▶ **Records for this exercise**:
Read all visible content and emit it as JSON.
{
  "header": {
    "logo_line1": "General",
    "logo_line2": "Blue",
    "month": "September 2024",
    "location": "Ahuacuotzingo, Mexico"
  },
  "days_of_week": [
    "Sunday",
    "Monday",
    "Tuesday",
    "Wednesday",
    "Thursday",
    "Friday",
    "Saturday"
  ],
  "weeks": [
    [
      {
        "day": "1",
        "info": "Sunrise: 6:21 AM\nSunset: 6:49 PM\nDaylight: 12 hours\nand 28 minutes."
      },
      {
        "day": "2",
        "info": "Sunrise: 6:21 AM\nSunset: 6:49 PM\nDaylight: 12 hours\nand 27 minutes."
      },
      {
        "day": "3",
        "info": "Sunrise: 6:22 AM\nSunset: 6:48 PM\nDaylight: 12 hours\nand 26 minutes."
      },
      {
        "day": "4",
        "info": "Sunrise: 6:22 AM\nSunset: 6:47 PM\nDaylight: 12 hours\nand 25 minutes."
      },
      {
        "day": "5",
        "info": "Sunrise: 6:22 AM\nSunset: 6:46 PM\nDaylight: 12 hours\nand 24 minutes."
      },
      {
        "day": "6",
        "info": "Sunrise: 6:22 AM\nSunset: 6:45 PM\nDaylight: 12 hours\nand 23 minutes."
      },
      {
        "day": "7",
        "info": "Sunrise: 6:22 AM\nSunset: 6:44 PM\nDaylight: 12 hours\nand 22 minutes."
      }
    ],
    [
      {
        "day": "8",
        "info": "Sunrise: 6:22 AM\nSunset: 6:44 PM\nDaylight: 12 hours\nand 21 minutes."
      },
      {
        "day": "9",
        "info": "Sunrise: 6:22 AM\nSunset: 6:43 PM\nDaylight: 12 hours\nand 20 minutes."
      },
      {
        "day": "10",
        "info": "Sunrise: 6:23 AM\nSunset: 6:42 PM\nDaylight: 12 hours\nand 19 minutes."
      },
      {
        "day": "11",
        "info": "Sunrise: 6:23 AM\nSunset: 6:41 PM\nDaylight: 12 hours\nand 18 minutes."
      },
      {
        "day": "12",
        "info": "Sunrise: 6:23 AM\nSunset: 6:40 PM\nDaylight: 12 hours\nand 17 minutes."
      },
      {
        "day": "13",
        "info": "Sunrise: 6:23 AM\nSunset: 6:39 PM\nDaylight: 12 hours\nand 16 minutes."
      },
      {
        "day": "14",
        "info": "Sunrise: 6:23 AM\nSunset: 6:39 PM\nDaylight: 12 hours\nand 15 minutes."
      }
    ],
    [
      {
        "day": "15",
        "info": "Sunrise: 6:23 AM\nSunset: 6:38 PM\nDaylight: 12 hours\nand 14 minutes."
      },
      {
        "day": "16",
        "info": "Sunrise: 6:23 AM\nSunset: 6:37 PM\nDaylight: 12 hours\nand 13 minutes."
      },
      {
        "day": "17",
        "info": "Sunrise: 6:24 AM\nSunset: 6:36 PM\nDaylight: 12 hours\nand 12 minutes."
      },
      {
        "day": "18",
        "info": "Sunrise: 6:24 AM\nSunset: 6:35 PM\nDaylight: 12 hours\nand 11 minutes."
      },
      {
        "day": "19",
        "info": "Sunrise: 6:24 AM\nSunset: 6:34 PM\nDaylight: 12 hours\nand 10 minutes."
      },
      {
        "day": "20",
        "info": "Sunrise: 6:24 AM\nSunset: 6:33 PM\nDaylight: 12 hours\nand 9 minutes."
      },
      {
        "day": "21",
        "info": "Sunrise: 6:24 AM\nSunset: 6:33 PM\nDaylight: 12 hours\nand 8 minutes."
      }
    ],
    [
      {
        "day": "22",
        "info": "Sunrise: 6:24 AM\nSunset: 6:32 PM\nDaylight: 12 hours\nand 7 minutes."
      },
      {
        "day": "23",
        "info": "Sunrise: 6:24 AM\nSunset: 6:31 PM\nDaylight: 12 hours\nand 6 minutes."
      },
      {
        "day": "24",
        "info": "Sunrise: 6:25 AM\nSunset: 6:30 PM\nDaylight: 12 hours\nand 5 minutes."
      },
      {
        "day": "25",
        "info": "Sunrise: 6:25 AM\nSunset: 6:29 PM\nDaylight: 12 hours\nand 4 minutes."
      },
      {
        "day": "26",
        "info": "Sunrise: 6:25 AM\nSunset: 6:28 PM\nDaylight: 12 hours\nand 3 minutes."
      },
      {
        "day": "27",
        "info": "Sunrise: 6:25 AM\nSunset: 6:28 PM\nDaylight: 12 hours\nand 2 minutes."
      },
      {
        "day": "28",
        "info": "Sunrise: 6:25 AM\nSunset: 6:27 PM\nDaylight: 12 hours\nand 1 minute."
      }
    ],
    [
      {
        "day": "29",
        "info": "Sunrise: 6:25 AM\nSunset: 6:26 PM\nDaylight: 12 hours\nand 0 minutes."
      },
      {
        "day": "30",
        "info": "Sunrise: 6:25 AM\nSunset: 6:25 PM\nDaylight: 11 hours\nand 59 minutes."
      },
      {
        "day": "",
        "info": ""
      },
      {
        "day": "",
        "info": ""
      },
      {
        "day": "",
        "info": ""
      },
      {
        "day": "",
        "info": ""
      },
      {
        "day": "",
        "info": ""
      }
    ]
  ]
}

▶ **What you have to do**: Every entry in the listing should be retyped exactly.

▶ **Solution to this exercise**:
Read all visible content and emit it as JSON.
{
  "header": {
    "logo_line1": "General",
    "logo_line2": "Blue",
    "month": "September 2024",
    "location": "Ahuacuotzingo, Mexico"
  },
  "days_of_week": [
    "Sunday",
    "Monday",
    "Tuesday",
    "Wednesday",
    "Thursday",
    "Friday",
    "Saturday"
  ],
  "weeks": [
    [
      {
        "day": "1",
        "info": "Sunrise: 6:21 AM\nSunset: 6:49 PM\nDaylight: 12 hours\nand 28 minutes."
      },
      {
        "day": "2",
        "info": "Sunrise: 6:21 AM\nSunset: 6:49 PM\nDaylight: 12 hours\nand 27 minutes."
      },
      {
        "day": "3",
        "info": "Sunrise: 6:22 AM\nSunset: 6:48 PM\nDaylight: 12 hours\nand 26 minutes."
      },
      {
        "day": "4",
        "info": "Sunrise: 6:22 AM\nSunset: 6:47 PM\nDaylight: 12 hours\nand 25 minutes."
      },
      {
        "day": "5",
        "info": "Sunrise: 6:22 AM\nSunset: 6:46 PM\nDaylight: 12 hours\nand 24 minutes."
      },
      {
        "day": "6",
        "info": "Sunrise: 6:22 AM\nSunset: 6:45 PM\nDaylight: 12 hours\nand 23 minutes."
      },
      {
        "day": "7",
        "info": "Sunrise: 6:22 AM\nSunset: 6:44 PM\nDaylight: 12 hours\nand 22 minutes."
      }
    ],
    [
      {
        "day": "8",
        "info": "Sunrise: 6:22 AM\nSunset: 6:44 PM\nDaylight: 12 hours\nand 21 minutes."
      },
      {
        "day": "9",
        "info": "Sunrise: 6:22 AM\nSunset: 6:43 PM\nDaylight: 12 hours\nand 20 minutes."
      },
      {
        "day": "10",
        "info": "Sunrise: 6:23 AM\nSunset: 6:42 PM\nDaylight: 12 hours\nand 19 minutes."
      },
      {
        "day": "11",
        "info": "Sunrise: 6:23 AM\nSunset: 6:41 PM\nDaylight: 12 hours\nand 18 minutes."
      },
      {
        "day": "12",
        "info": "Sunrise: 6:23 AM\nSunset: 6:40 PM\nDaylight: 12 hours\nand 17 minutes."
      },
      {
        "day": "13",
        "info": "Sunrise: 6:23 AM\nSunset: 6:39 PM\nDaylight: 12 hours\nand 16 minutes."
      },
      {
        "day": "14",
        "info": "Sunrise: 6:23 AM\nSunset: 6:39 PM\nDaylight: 12 hours\nand 15 minutes."
      }
    ],
    [
      {
        "day": "15",
        "info": "Sunrise: 6:23 AM\nSunset: 6:38 PM\nDaylight: 12 hours\nand 14 minutes."
      },
      {
        "day": "16",
        "info": "Sunrise: 6:23 AM\nSunset: 6:37 PM\nDaylight: 12 hours\nand 13 minutes."
      },
      {
        "day": "17",
        "info": "Sunrise: 6:24 AM\nSunset: 6:36 PM\nDaylight: 12 hours\nand 12 minutes."
      },
      {
        "day": "18",
        "info": "Sunrise: 6:24 AM\nSunset: 6:35 PM\nDaylight: 12 hours\nand 11 minutes."
      },
      {
        "day": "19",
        "info": "Sunrise: 6:24 AM\nSunset: 6:34 PM\nDaylight: 12 hours\nand 10 minutes."
      },
      {
        "day": "20",
        "info": "Sunrise: 6:24 AM\nSunset: 6:33 PM\nDaylight: 12 hours\nand 9 minutes."
      },
      {
        "day": "21",
        "info": "Sunrise: 6:24 AM\nSunset: 6:33 PM\nDaylight: 12 hours\nand 8 minutes."
      }
    ],
    [
      {
        "day": "22",
        "info": "Sunrise: 6:24 AM\nSunset: 6:32 PM\nDaylight: 12 hours\nand 7 minutes."
      },
      {
        "day": "23",
        "info": "Sunrise: 6:24 AM\nSunset: 6:31 PM\nDaylight: 12 hours\nand 6 minutes."
      },
      {
        "day": "24",
        "info": "Sunrise: 6:25 AM\nSunset: 6:30 PM\nDaylight: 12 hours\nand 5 minutes."
      },
      {
        "day": "25",
        "info": "Sunrise: 6:25 AM\nSunset: 6:29 PM\nDaylight: 12 hours\nand 4 minutes."
      },
      {
        "day": "26",
        "info": "Sunrise: 6:25 AM\nSunset: 6:28 PM\nDaylight: 12 hours\nand 3 minutes."
      },
      {
        "day": "27",
        "info": "Sunrise: 6:25 AM\nSunset: 6:28 PM\nDaylight: 12 hours\nand 2 minutes."
      },
      {
        "day": "28",
        "info": "Sunrise: 6:25 AM\nSunset: 6:27 PM\nDaylight: 12 hours\nand 1 minute."
      }
    ],
    [
      {
        "day": "29",
        "info": "Sunrise: 6:25 AM\nSunset: 6:26 PM\nDaylight: 12 hours\nand 0 minutes."
      },
      {
        "day": "30",
        "info": "Sunrise: 6:25 AM\nSunset: 6:25 PM\nDaylight: 11 hours\nand 59 minutes."
      },
      {
        "day": "",
        "info": ""
      },
      {
        "day": "",
        "info": ""
      },
      {
        "day": "",
        "info": ""
      },
      {
        "day": "",
        "info": ""
      },
      {
        "day": "",
        "info": ""
      }
    ]
  ]
}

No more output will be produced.